History and Economics in the Waldorf High School

2015 09 faculty mcws MR-37There are many approaches to the study of history. The lens through which one observes the past will determine the lessons one can draw from that past. For example, a Marxist approach would focus on the relationship and struggle between the economic classes. One can look primarily at cultural history or trends in the history of ideas. Some historians approach the past though social history, a people’s history, if you will. Each of these approaches has much to commend it.

In the Waldorf high school, we approach history through a different lens and with a different intention. Before students reach grade nine, the primary tool of history teaching is biography. Particular individuals are found who encompass and embody particular moments in history. The class teacher carefully chooses these biographies and, using all of her storytelling skills honed over the many years of the journey, brings this individual to life in the richest way possible. In this way, students create an emotional relationship- sometimes sympathetic but just as often antipathetic- to the figure. Then the history takes root in the heart and not just in the head. In this way, the life of a single individual can point the student to larger themes, movements and events in a given period of time.

In high school, we gradually shift the approach to history from the use of biography to that of symptomatology. One of our primary interests in the study of history in grades 9-12 is to understand that in the past, human beings did not think and feel as we do today. That in fact, human consciousness has changed over time. This notion that the human being is ever unfolding and expanding in his/her consciousness can fill a high school student with hope that despite the dangers and challenges in the world, a consciousness of justice and equality is growing in humanity.

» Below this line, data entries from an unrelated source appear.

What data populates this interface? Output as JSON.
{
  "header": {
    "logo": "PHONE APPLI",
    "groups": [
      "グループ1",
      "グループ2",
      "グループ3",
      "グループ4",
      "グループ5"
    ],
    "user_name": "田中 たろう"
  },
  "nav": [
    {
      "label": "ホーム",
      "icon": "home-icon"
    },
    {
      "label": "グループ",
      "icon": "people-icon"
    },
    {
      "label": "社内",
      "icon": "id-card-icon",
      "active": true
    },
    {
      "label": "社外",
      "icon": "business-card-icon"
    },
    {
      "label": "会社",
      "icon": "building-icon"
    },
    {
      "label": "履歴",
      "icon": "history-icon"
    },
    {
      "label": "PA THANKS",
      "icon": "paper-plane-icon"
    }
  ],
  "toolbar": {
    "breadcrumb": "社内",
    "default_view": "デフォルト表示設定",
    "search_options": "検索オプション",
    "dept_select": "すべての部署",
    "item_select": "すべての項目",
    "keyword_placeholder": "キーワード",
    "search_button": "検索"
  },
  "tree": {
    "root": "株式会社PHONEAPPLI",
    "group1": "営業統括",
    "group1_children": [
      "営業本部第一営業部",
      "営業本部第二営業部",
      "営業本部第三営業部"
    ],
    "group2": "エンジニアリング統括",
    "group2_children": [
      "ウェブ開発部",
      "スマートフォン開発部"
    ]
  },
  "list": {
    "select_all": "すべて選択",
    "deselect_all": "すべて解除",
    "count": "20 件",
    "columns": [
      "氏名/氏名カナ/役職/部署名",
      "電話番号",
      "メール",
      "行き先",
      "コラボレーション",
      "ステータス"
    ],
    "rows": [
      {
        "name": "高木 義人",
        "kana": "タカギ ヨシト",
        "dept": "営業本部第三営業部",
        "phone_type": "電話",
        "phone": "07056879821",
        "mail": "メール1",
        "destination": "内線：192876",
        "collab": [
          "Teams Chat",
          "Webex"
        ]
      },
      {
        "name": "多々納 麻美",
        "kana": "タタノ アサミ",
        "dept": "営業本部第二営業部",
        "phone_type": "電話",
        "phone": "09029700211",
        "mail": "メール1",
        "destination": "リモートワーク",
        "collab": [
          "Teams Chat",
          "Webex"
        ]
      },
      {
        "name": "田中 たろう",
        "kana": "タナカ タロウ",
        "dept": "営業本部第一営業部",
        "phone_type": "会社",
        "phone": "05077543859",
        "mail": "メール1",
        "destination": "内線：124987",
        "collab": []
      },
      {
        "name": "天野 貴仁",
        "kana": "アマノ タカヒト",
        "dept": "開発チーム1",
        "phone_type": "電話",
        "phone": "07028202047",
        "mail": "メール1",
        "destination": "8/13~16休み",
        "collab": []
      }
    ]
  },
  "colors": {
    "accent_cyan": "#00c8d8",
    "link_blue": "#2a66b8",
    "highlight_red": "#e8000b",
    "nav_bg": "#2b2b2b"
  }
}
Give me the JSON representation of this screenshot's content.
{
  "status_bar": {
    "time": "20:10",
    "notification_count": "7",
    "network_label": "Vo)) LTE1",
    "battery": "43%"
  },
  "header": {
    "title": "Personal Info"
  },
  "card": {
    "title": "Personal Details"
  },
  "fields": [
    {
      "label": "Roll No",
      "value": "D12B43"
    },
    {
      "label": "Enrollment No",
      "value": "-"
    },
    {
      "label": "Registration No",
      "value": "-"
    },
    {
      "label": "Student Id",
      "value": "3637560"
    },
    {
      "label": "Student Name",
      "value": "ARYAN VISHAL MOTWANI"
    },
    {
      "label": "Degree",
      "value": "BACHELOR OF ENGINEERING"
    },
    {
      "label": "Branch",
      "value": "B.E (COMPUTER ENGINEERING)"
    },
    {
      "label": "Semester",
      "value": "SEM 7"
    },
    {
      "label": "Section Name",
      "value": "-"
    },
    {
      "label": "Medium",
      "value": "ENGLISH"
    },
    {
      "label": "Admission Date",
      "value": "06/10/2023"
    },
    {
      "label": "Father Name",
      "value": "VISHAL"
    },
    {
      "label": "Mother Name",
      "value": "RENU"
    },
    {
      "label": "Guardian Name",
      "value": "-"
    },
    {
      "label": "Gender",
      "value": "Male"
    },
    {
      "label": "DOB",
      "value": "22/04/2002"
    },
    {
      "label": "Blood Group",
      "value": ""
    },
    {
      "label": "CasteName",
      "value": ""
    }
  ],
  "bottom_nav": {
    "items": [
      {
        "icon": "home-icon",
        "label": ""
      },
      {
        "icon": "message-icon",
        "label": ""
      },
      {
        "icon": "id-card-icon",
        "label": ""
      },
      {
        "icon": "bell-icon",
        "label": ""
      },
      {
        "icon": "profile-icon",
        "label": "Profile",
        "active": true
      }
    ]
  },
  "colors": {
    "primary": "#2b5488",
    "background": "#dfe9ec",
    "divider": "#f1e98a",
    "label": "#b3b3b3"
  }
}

Symptomatology seeks to peel back the outer events to understand the larger forces impacting those events. Some of these explorations can only be left as questions for the students to ponder long after high school graduation. Why did Communism take root in the souls of certain parts of the world and Capitalism in others? What did the long struggle between the two really signify and what does it mean for the world that in the period between 1989 and 1991, state sponsored Communism “lost?” What does the rise of fundamentalism in the major religions in our time tell us about ourselves? What do the outer stories, the “news,” tell us about the consciousness of those who have created our world and with whom we share the world?



The study of economics in the Waldorf high school is a monumental undertaking! Not only do we want to provide the students with the basics- the history of economic thought, the essential principles of economics, how to balance a checkbook and not get caught paying exorbitant credit card fees- but we want to do much more. We want to look deeply at how society is set up, how people’s material needs are currently met and to explore systems that work with ideas of capital, labor and commodities in ways that are not exploitative to humans and the environment. It is a chance for students to think deeply on the world they live in. Many of them have assumed it is the only possible world. But through study, interviews, readings, and discussion, and out of their own idealism, they come to a picture of alternative futures that allow for the possibility of greater human freedom. After students have learned about The Wealth of Nations and laissez-faire capitalism, The Communist Manifesto, Keynesianism, Small is Beautiful, Community Supported Agriculture, Time Banks, The Threefold Social Order and more, they can begin the hard work of clarifying the image of the world they want to help birth and nurture.

This is the essence of the Waldorf approach to history and economics at this precious age of 14-21. The young person, no longer guided only by the love for his/her teachers like in the years 7-14, now undertakes the sacred quest for truthfulness and true independent thinking. This courage and quest for the truth, combined with the ability to think for oneself, are the foundations for meeting the complexities of our modern world. We study the path to learn to think, so that we can move forward and create a better future.